Task requirements ->
The answer should be each line from the entries below that has the word "right" in it.

Input for this task ->
━━━━

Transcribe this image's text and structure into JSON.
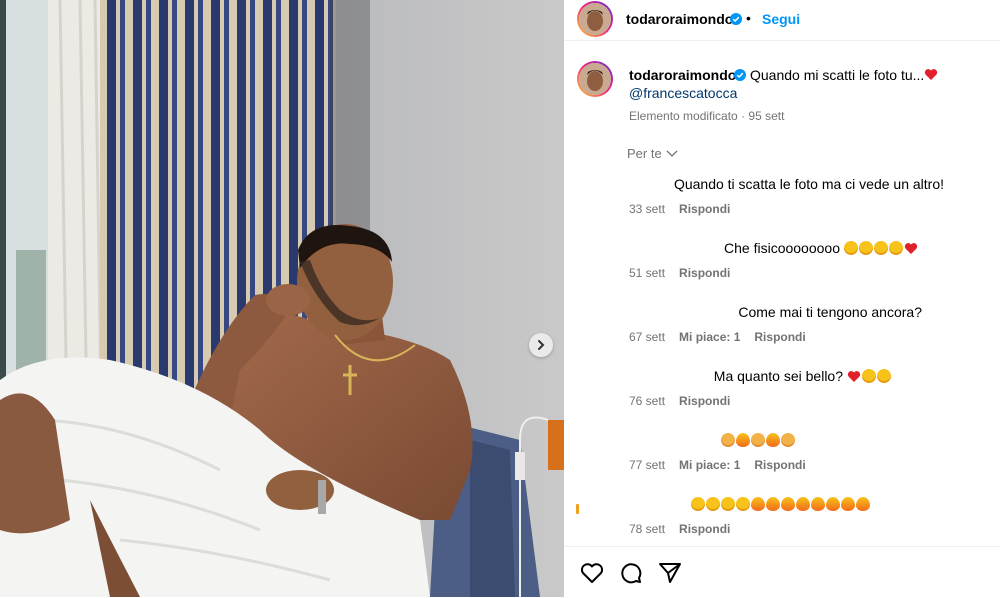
{
  "post": {
    "author": "todaroraimondo",
    "follow_label": "Segui",
    "separator": "•",
    "caption": "Quando mi scatti le foto tu...",
    "mention": "@francescatocca",
    "edited_label": "Elemento modificato",
    "caption_age": "95 sett",
    "translate_label": "Per te"
  },
  "comments": [
    {
      "text": "Quando ti scatta le foto ma ci vede un altro!",
      "emojis": [],
      "age": "33 sett",
      "likes": "",
      "reply": "Rispondi"
    },
    {
      "text": "Che fisicoooooooo",
      "emojis": [
        "sunglasses",
        "heart-eyes",
        "heart-eyes",
        "heart-eyes",
        "red-heart"
      ],
      "age": "51 sett",
      "likes": "",
      "reply": "Rispondi"
    },
    {
      "text": "Come mai ti tengono ancora?",
      "emojis": [],
      "age": "67 sett",
      "likes": "Mi piace: 1",
      "reply": "Rispondi"
    },
    {
      "text": "Ma quanto sei bello?",
      "emojis": [
        "red-heart",
        "smiling-hearts",
        "smiling-hearts"
      ],
      "age": "76 sett",
      "likes": "",
      "reply": "Rispondi"
    },
    {
      "text": "",
      "emojis": [
        "raising-hands",
        "fire",
        "raising-hands",
        "fire",
        "raising-hands"
      ],
      "age": "77 sett",
      "likes": "Mi piace: 1",
      "reply": "Rispondi"
    },
    {
      "text": "",
      "emojis": [
        "heart-eyes",
        "heart-eyes",
        "heart-eyes",
        "heart-eyes",
        "fire",
        "fire",
        "fire",
        "fire",
        "fire",
        "fire",
        "fire",
        "fire"
      ],
      "age": "78 sett",
      "likes": "",
      "reply": "Rispondi"
    }
  ],
  "icons": {
    "verified": "verified-badge-icon",
    "next": "chevron-right-icon",
    "translate": "chevron-down-icon",
    "like": "heart-outline-icon",
    "comment": "comment-bubble-icon",
    "share": "paper-plane-icon"
  },
  "colors": {
    "link": "#0095f6",
    "mention": "#00376b",
    "meta": "#737373"
  }
}
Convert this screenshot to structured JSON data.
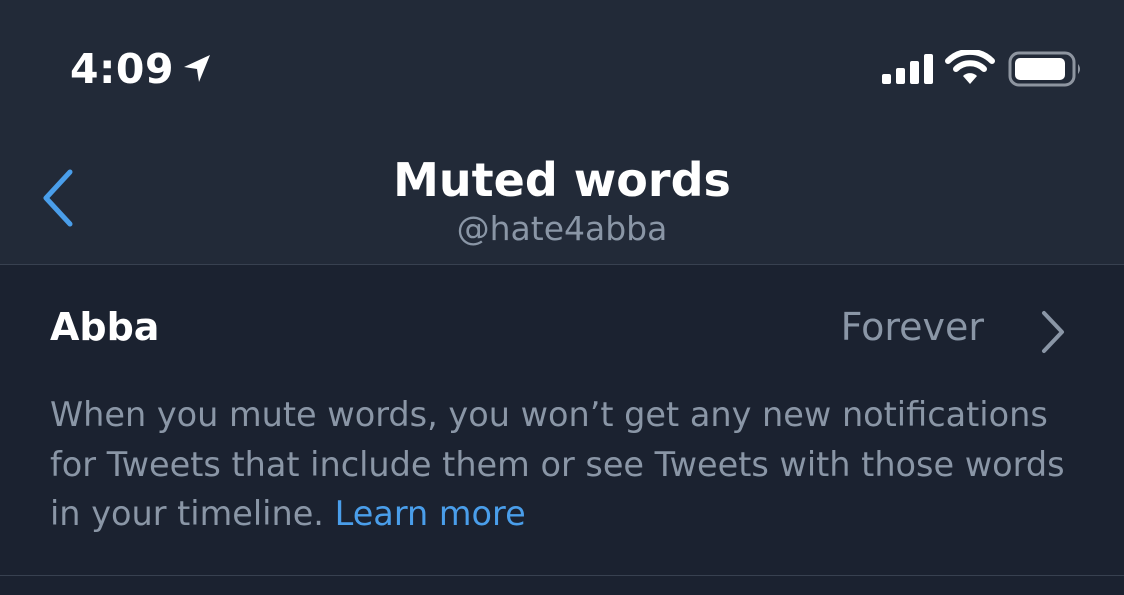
{
  "status_bar": {
    "time": "4:09"
  },
  "nav": {
    "title": "Muted words",
    "handle": "@hate4abba"
  },
  "muted_words": [
    {
      "word": "Abba",
      "duration": "Forever"
    }
  ],
  "info": {
    "text": "When you mute words, you won’t get any new notifications for Tweets that include them or see Tweets with those words in your timeline.",
    "link_label": "Learn more"
  },
  "icons": {
    "location": "location-arrow-icon",
    "signal": "cellular-signal-icon",
    "wifi": "wifi-icon",
    "battery": "battery-icon",
    "back": "chevron-left-icon",
    "row_chevron": "chevron-right-icon"
  },
  "colors": {
    "header_bg": "#222a38",
    "page_bg": "#1b2230",
    "accent": "#4a9eea",
    "secondary_text": "#8a96a6"
  }
}
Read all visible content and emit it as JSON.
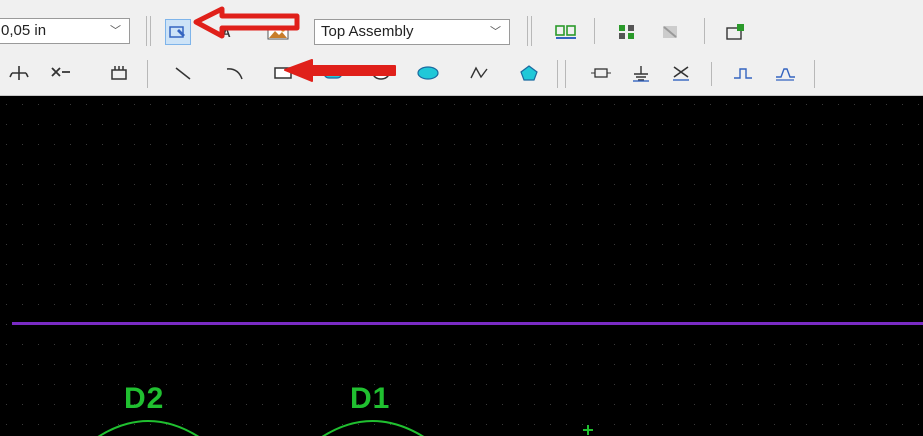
{
  "toolbar_top": {
    "grid_size": {
      "value": "0,05 in"
    },
    "layer_select": {
      "value": "Top Assembly"
    }
  },
  "canvas": {
    "background": "#000000",
    "grid_dot_color": "#3a3a3a",
    "board_edge_color": "#7a2bc4",
    "component_color": "#20c030",
    "components": [
      {
        "designator": "D2"
      },
      {
        "designator": "D1"
      }
    ]
  },
  "annotation_color": "#e0201a"
}
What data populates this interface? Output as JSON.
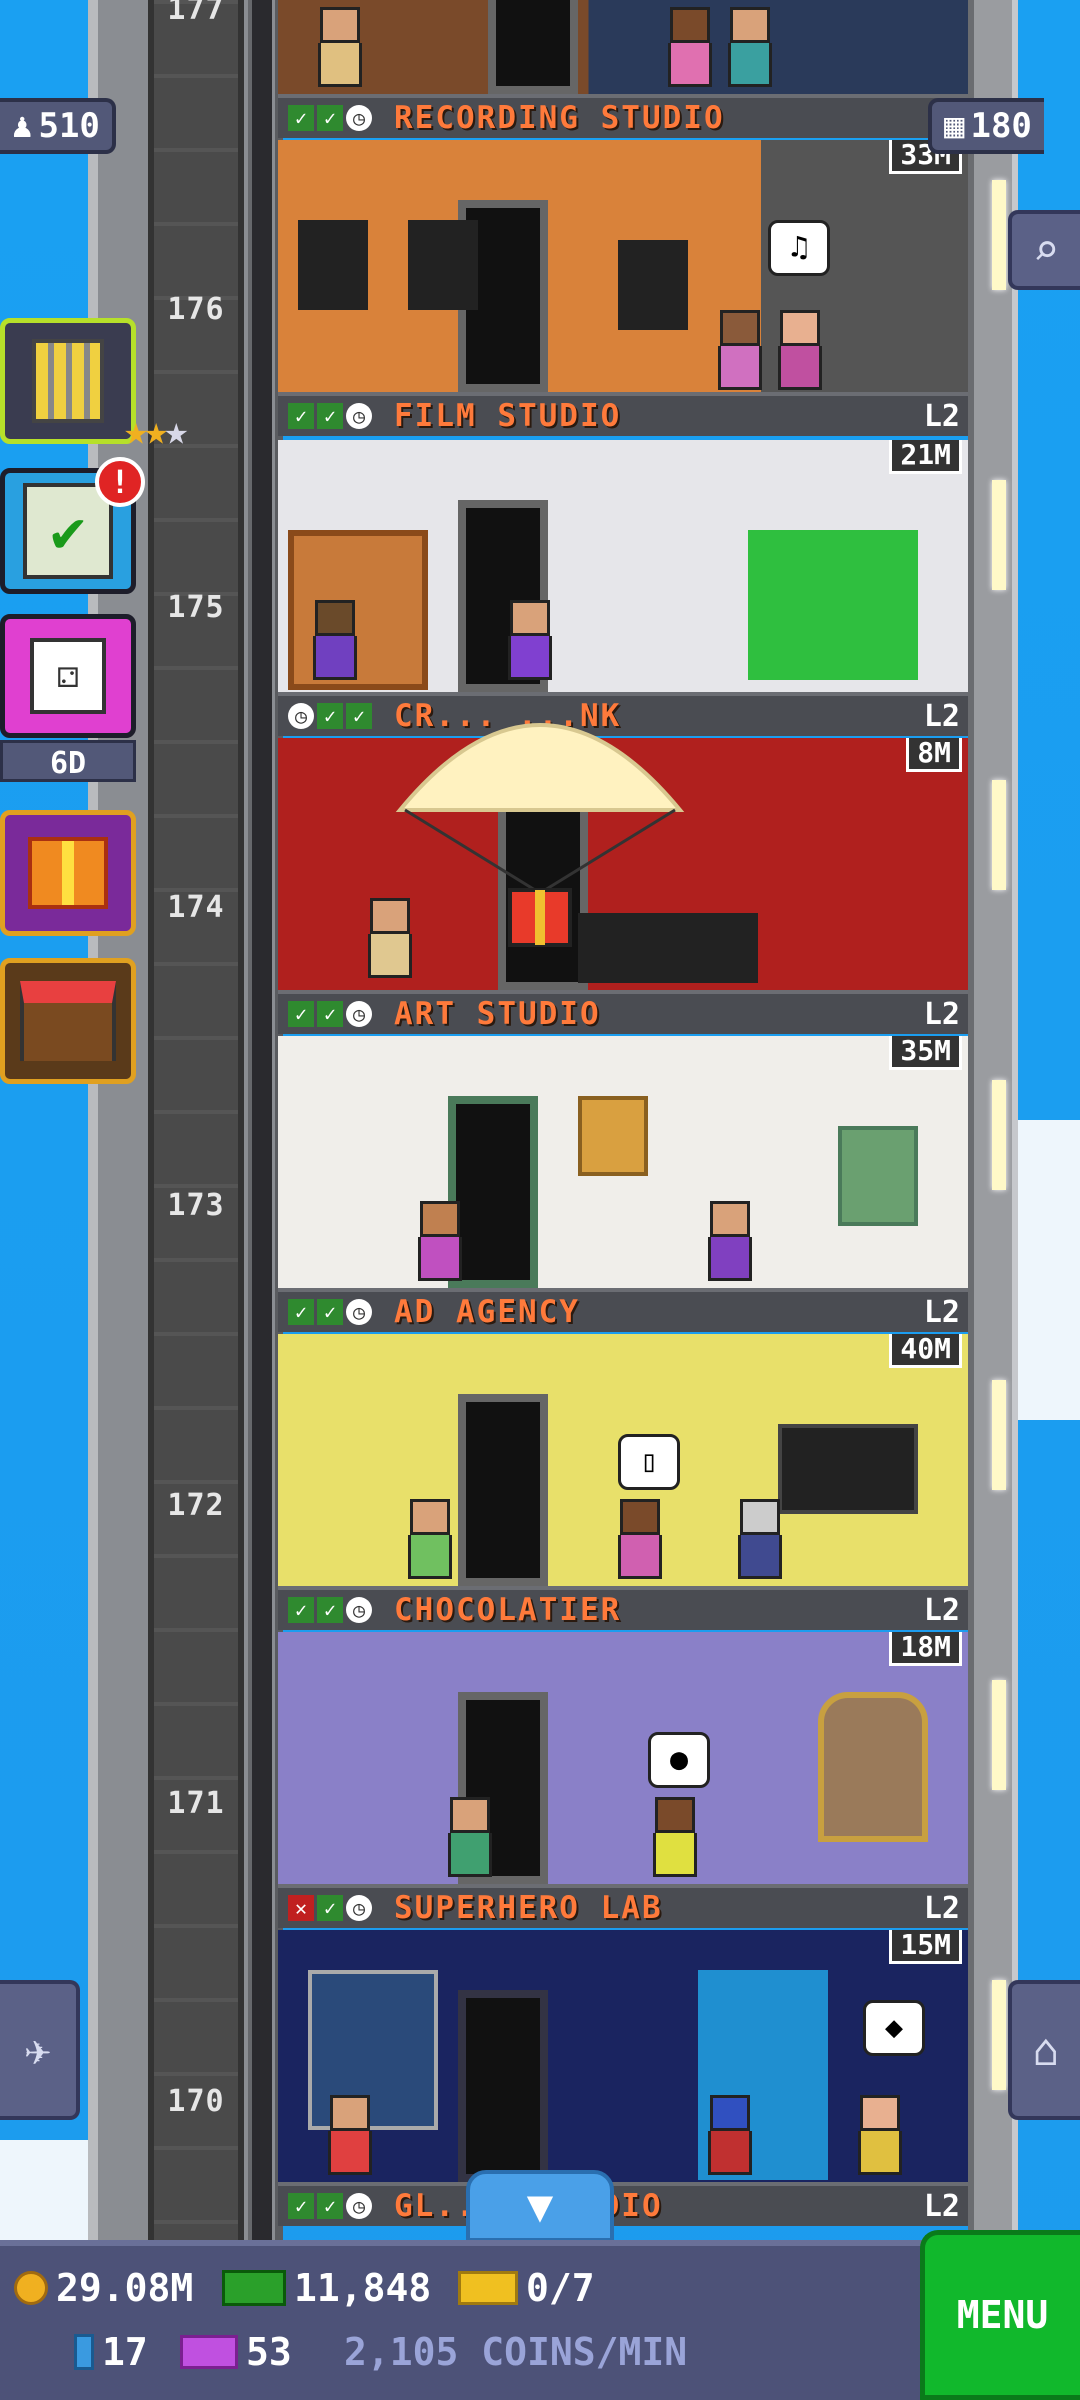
{
  "hud": {
    "bitizens": "510",
    "floors": "180",
    "dice_timer": "6D"
  },
  "floors": [
    {
      "num": "177",
      "name": "RECORDING STUDIO",
      "level": "",
      "pop": "",
      "checks": [
        "check",
        "check",
        "clock"
      ]
    },
    {
      "num": "176",
      "name": "FILM STUDIO",
      "level": "L2",
      "pop": "33M",
      "checks": [
        "check",
        "check",
        "clock"
      ]
    },
    {
      "num": "175",
      "name": "CR... ...NK",
      "level": "L2",
      "pop": "21M",
      "checks": [
        "clock",
        "check",
        "check"
      ]
    },
    {
      "num": "174",
      "name": "ART STUDIO",
      "level": "L2",
      "pop": "8M",
      "checks": [
        "check",
        "check",
        "clock"
      ]
    },
    {
      "num": "173",
      "name": "AD AGENCY",
      "level": "L2",
      "pop": "35M",
      "checks": [
        "check",
        "check",
        "clock"
      ]
    },
    {
      "num": "172",
      "name": "CHOCOLATIER",
      "level": "L2",
      "pop": "40M",
      "checks": [
        "check",
        "check",
        "clock"
      ]
    },
    {
      "num": "171",
      "name": "SUPERHERO LAB",
      "level": "L2",
      "pop": "18M",
      "checks": [
        "x",
        "check",
        "clock"
      ]
    },
    {
      "num": "170",
      "name": "GL... ...UDIO",
      "level": "L2",
      "pop": "15M",
      "checks": [
        "check",
        "check",
        "clock"
      ]
    }
  ],
  "bottom": {
    "coins": "29.08M",
    "bux": "11,848",
    "tickets": "0/7",
    "keys": "17",
    "vip": "53",
    "rate": "2,105 COINS/MIN",
    "menu": "MENU"
  },
  "icons": {
    "bitizen": "person-icon",
    "floors": "building-icon",
    "search": "magnifier-icon",
    "elevator": "elevator-icon",
    "home": "home-icon"
  },
  "colors": {
    "sky": "#1c9bee",
    "floor_name": "#ff7a3b",
    "menu_green": "#11b82c",
    "hud_panel": "#4d5278"
  }
}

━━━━

Response for this exercise ->
    "next": "chevron-right-icon",
    "row_chevron": "chevron-right-icon"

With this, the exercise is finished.